In a recent article in the Financial Times, Walter
Baets, Director of the University of Cape Town’s Graduate School of Business,
makes some interesting points about the need for an African business school
He sees a new "wave of colonization” as foreign business schools establish
beachheads in Sub-Saharan Africa. Most "bring pre—existing European/US models
to Africa, as if this will be the answer to all of the continent’s problems”
Baets goes on to say that the assumption behind the approach of these
western business schools is that the only way to help Africa to develop is to
impose an established business school model on the continent, rather than
contributing to the development of local resources. But local development is
more sustainable. Money invested in developing local resources will contribute
to a country’s long-term sustainability.
As an economist, I have a hard time seeing competition between African and
foreign business schools as a "bad thing". After all, consumers of

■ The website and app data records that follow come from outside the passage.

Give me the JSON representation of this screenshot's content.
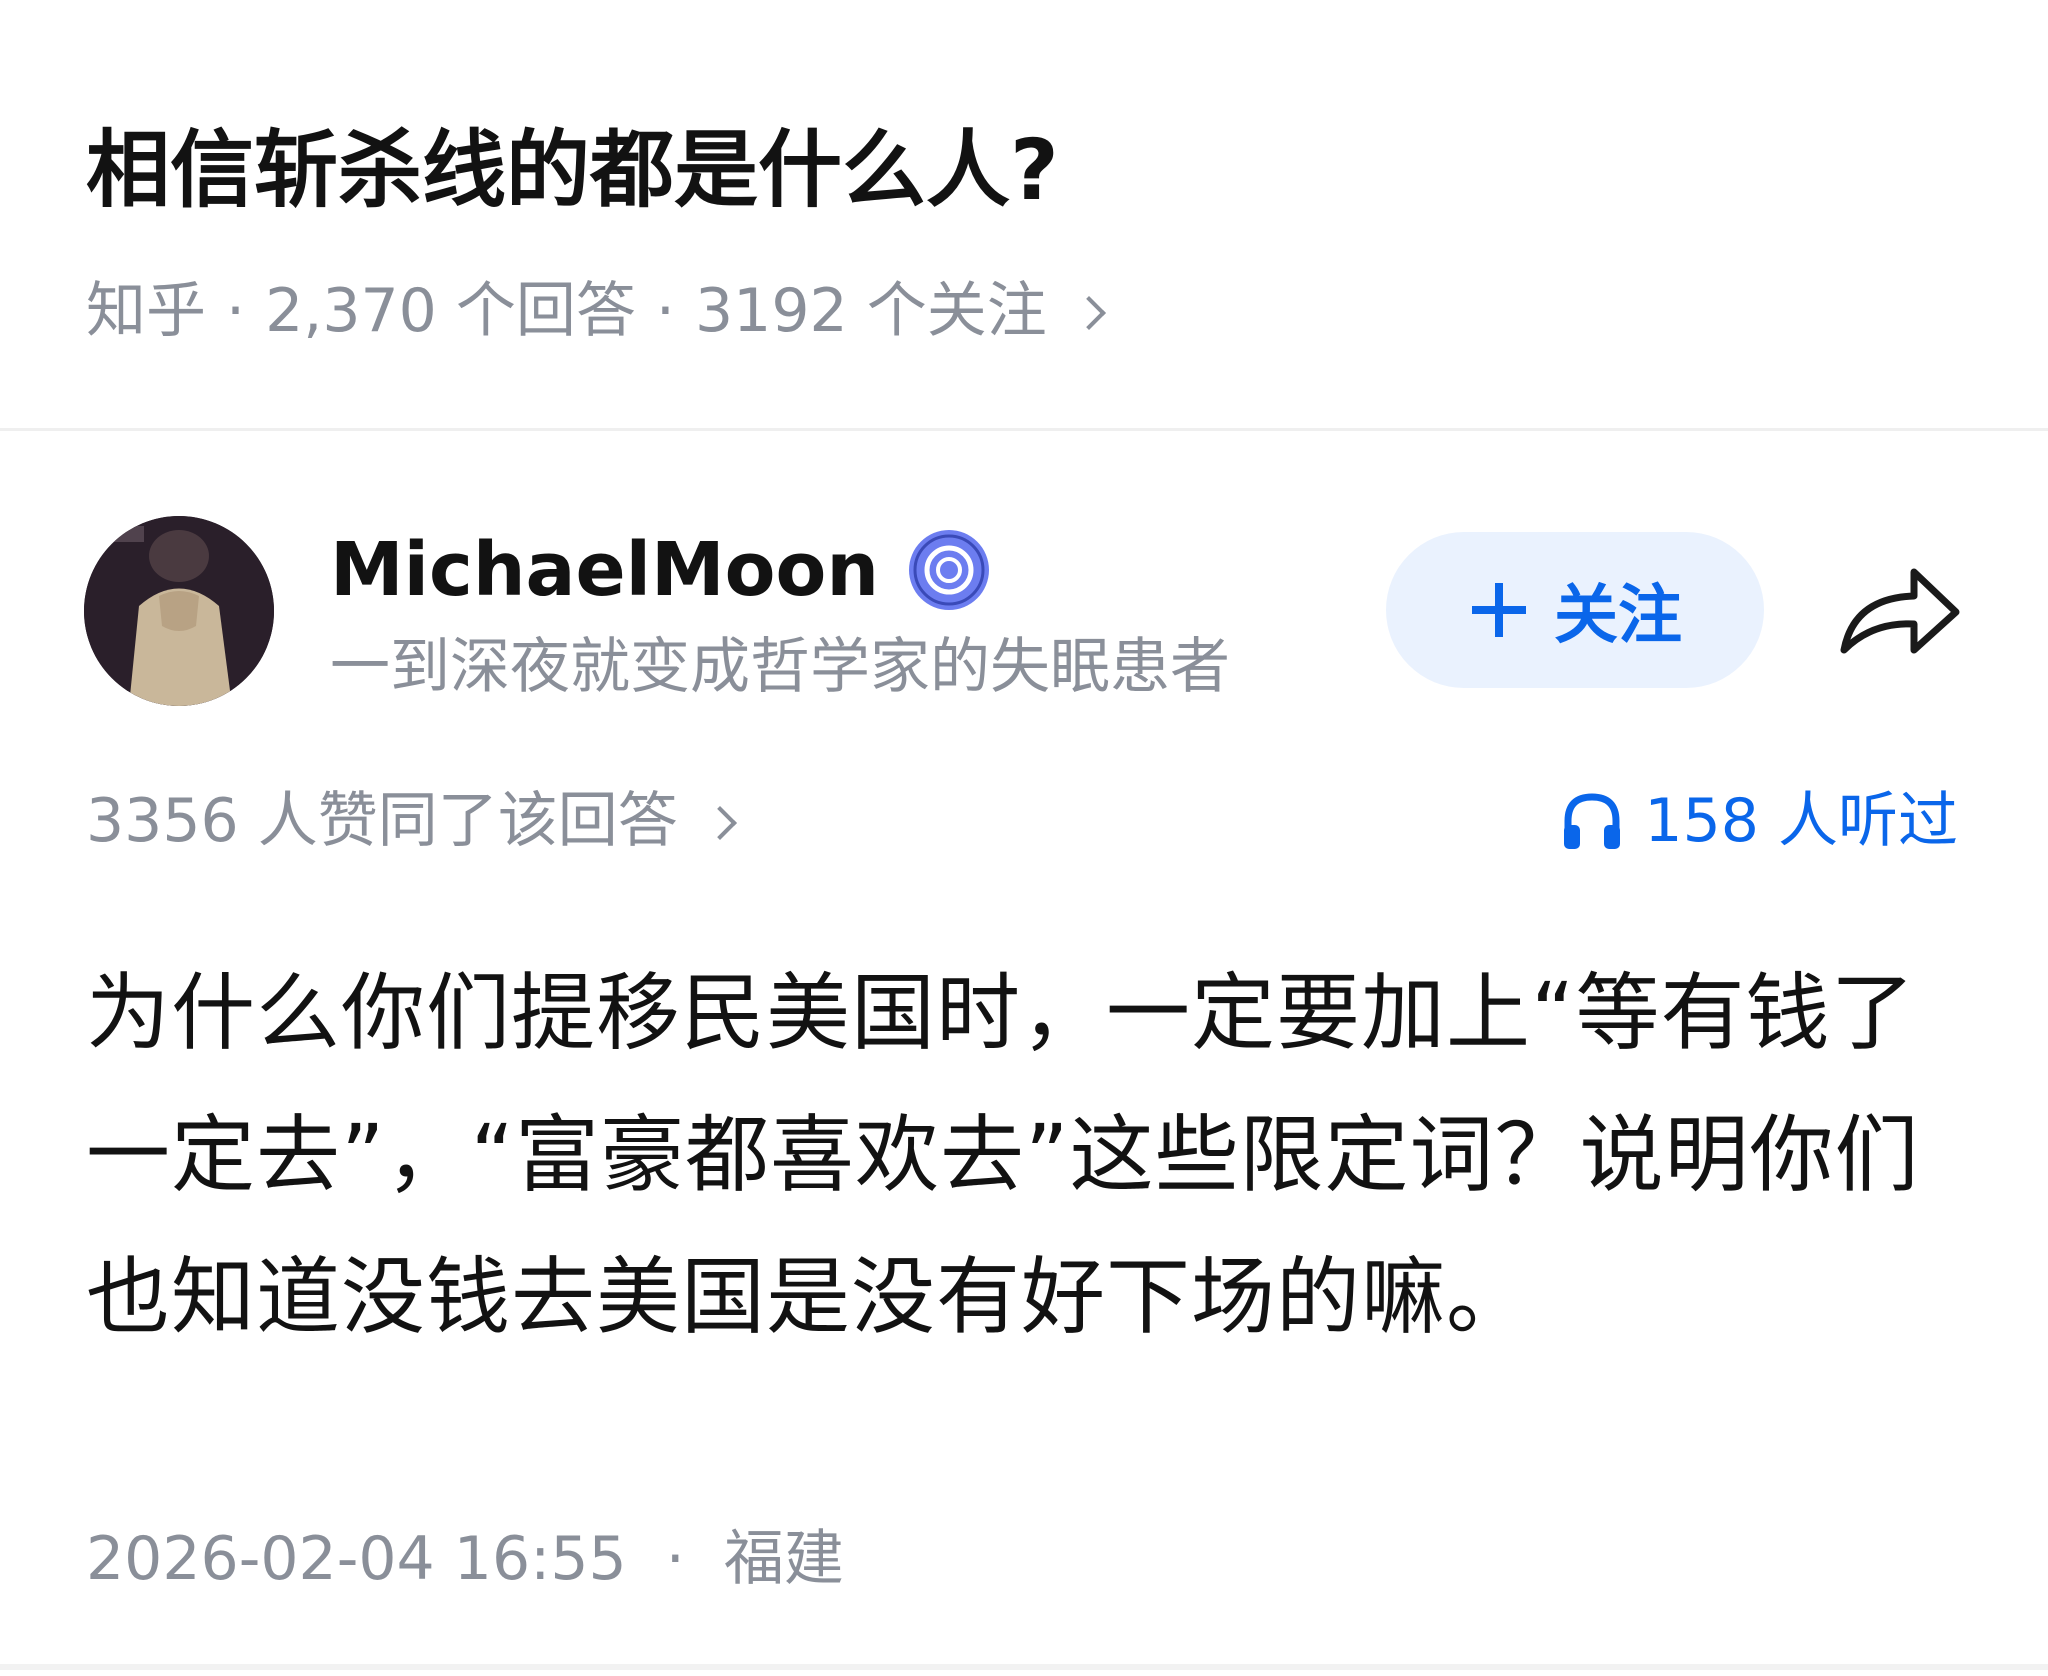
{
  "question": {
    "title": "相信斩杀线的都是什么人?",
    "source": "知乎",
    "answer_count": "2,370 个回答",
    "follow_count": "3192 个关注",
    "separator": "·"
  },
  "answer": {
    "author": {
      "name": "MichaelMoon",
      "bio": "一到深夜就变成哲学家的失眠患者",
      "badge_icon": "verified-badge-icon"
    },
    "follow_button": {
      "label": "关注"
    },
    "upvote_summary": "3356 人赞同了该回答",
    "listen_count": "158 人听过",
    "content": "为什么你们提移民美国时，一定要加上“等有钱了一定去”，“富豪都喜欢去”这些限定词？说明你们也知道没钱去美国是没有好下场的嘛。",
    "timestamp": "2026-02-04 16:55",
    "location": "福建",
    "separator": "·"
  },
  "colors": {
    "accent": "#0a66ea",
    "follow_bg": "#eaf2fe",
    "secondary_text": "#8a8f99",
    "primary_text": "#121212"
  }
}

business education are consenting adults, who decide where they are likely to get
the best value for their money. Of course, foreign schools should not be viewed
as a silver bullet: there is inherent value in home grown institutions.

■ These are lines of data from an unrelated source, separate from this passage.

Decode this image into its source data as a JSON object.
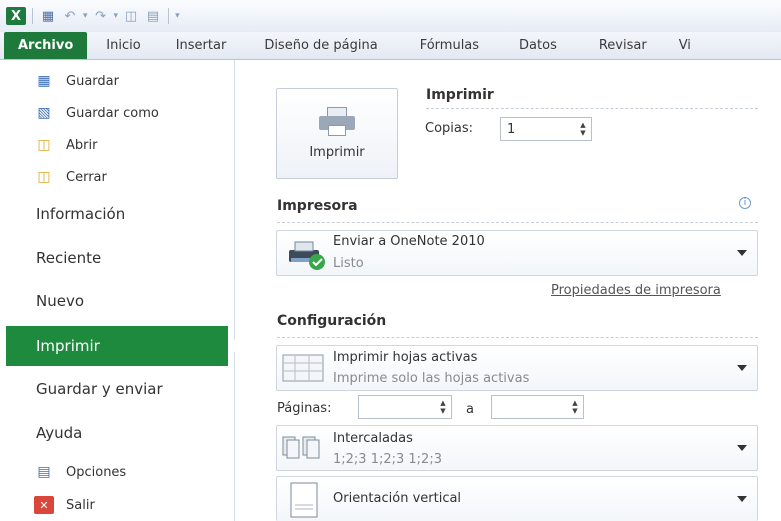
{
  "window": {
    "app_icon_letter": "X"
  },
  "ribbon": {
    "tabs": [
      {
        "label": "Archivo",
        "active": true
      },
      {
        "label": "Inicio"
      },
      {
        "label": "Insertar"
      },
      {
        "label": "Diseño de página"
      },
      {
        "label": "Fórmulas"
      },
      {
        "label": "Datos"
      },
      {
        "label": "Revisar"
      },
      {
        "label": "Vi"
      }
    ]
  },
  "nav": {
    "commands": [
      {
        "label": "Guardar",
        "icon": "save-icon"
      },
      {
        "label": "Guardar como",
        "icon": "save-as-icon"
      },
      {
        "label": "Abrir",
        "icon": "open-folder-icon"
      },
      {
        "label": "Cerrar",
        "icon": "close-folder-icon"
      }
    ],
    "items": [
      "Información",
      "Reciente",
      "Nuevo",
      "Imprimir",
      "Guardar y enviar",
      "Ayuda"
    ],
    "active": "Imprimir",
    "bottom": [
      {
        "label": "Opciones",
        "icon": "options-icon"
      },
      {
        "label": "Salir",
        "icon": "exit-icon"
      }
    ]
  },
  "print": {
    "section_title": "Imprimir",
    "button_label": "Imprimir",
    "copies_label": "Copias:",
    "copies_value": "1"
  },
  "printer": {
    "section_title": "Impresora",
    "name": "Enviar a OneNote 2010",
    "status": "Listo",
    "properties_link": "Propiedades de impresora"
  },
  "settings": {
    "section_title": "Configuración",
    "scope_main": "Imprimir hojas activas",
    "scope_sub": "Imprime solo las hojas activas",
    "pages_label": "Páginas:",
    "pages_from": "",
    "pages_to_label": "a",
    "pages_to": "",
    "collate_main": "Intercaladas",
    "collate_sub": "1;2;3   1;2;3   1;2;3",
    "orientation_main": "Orientación vertical"
  },
  "colors": {
    "accent_green": "#1e8a3e",
    "tab_green": "#1d7a3a",
    "link_gray": "#555555"
  }
}
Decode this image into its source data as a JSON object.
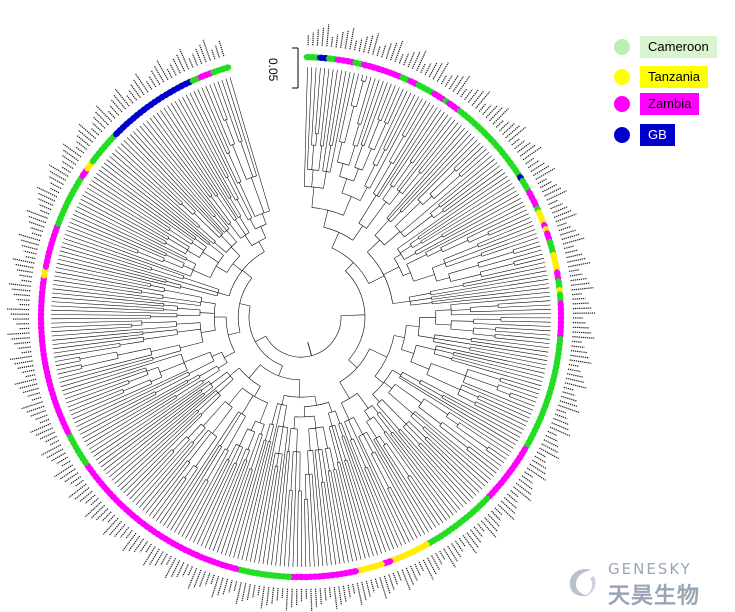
{
  "scale_bar": {
    "label": "0.05"
  },
  "legend": [
    {
      "label": "Cameroon",
      "color": "#55e055",
      "bg": "#d8f5d0"
    },
    {
      "label": "Tanzania",
      "color": "#ffff00",
      "bg": "#ffff00"
    },
    {
      "label": "Zambia",
      "color": "#ff00ff",
      "bg": "#ff00ff"
    },
    {
      "label": "GB",
      "color": "#0000cc",
      "bg": "#0000cc",
      "text_color": "#ffffff"
    }
  ],
  "watermark": {
    "english": "GENESKY",
    "chinese": "天昊生物"
  },
  "tips": "GGGBBGGMMMMGGMMMMMMMMMGGMMGGGGMMMGMMMGGGGGGGGGGGGGGGGGGGGBGGGMMMMGYYYMYMMGGGYYYYMMGGYGGMMMMMMMMGGGGGGGGGGGGGGGGGGGGGGGGGGMMMMMMMMMMMMMMGGGGGGGGGGGGGGGGGYYYYYYYYYMMYYYYYYMMMMMMMMMMMMMMMGGGGGGGGGGGGMMMMMMMMMMMMMMMMMMMMMMMMMMMMMMMMMMMMMMMMMMGGGGGGGGMMMMMMMMMMMMMMMMMMMMMMMMMMMMMMMMMMMMYYMMMMMMMMMMGGGGGGGGGGGGMMYYGGGGGGGGBBBBBBBBBBBBBBBBBBBBBGGMMMGGGG"
}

I entirely agree with Walter Baets that "We can achieve more by working
together and respecting multiple perspectives..." African business schools

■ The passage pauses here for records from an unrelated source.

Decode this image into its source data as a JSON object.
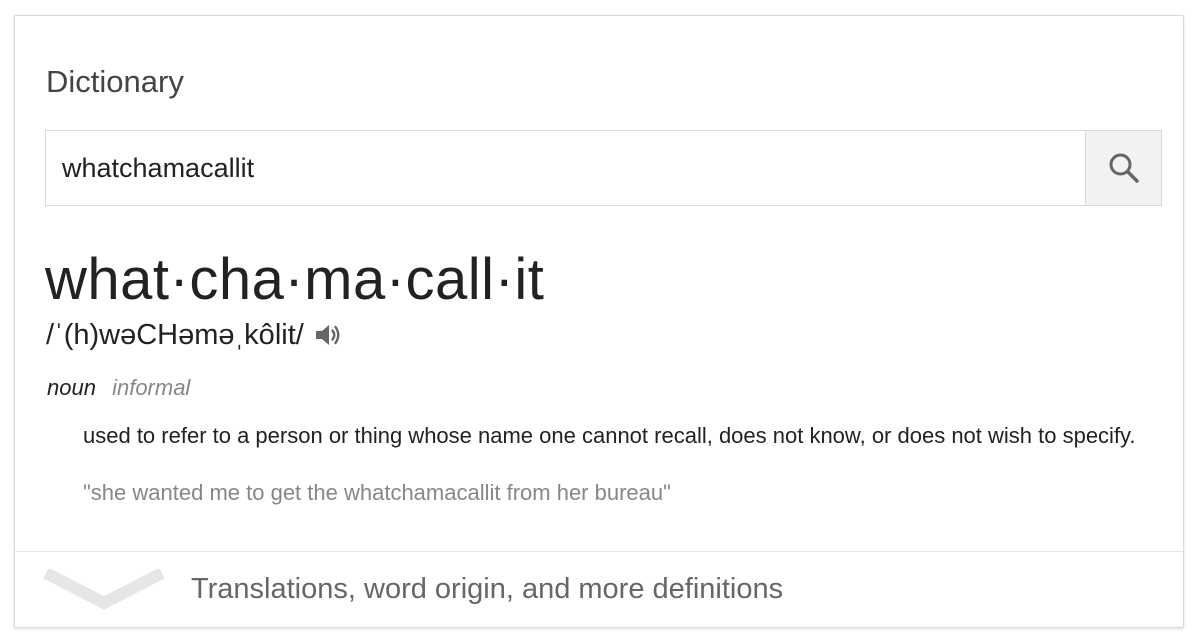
{
  "card": {
    "title": "Dictionary"
  },
  "search": {
    "value": "whatchamacallit",
    "button_icon": "search-icon"
  },
  "entry": {
    "headword": "what·cha·ma·call·it",
    "pronunciation": "/ˈ(h)wəCHəməˌkôlit/",
    "audio_icon": "speaker-icon",
    "part_of_speech": "noun",
    "register": "informal",
    "definition": "used to refer to a person or thing whose name one cannot recall, does not know, or does not wish to specify.",
    "example": "\"she wanted me to get the whatchamacallit from her bureau\""
  },
  "footer": {
    "more_label": "Translations, word origin, and more definitions",
    "expand_icon": "chevron-down-icon"
  },
  "colors": {
    "text_primary": "#222222",
    "text_muted": "#878787",
    "border": "#d9d9d9",
    "button_bg": "#f2f2f2"
  }
}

have come a long way in recent years, thanks in part to the work of the
Association of African Business Schools (AABS), but Western business schools
may not be fully aware of this development, and tend to ignore them
The Global Business School Network, which I founded, creates a framework for
business schools from industrial and emerging markets to come together, to
exchange ideas and engage in collaborative projects. Network members come
together physically at GBSN's annual meetings, and I can testify that African
and foreign business schools come out of these meetings with a host of
collaborative ideas. GBSN member schools are learning how to become more
locally relevant - an absolute necessity, if they want to train leaders and
managers who are able to operate in local markets that are hugely different
from those in rich countries, as Walter notes so eloquently.
This response was also published on FT.com
Guy Pfeffermann is the founder and CEO of the Global Business School Network.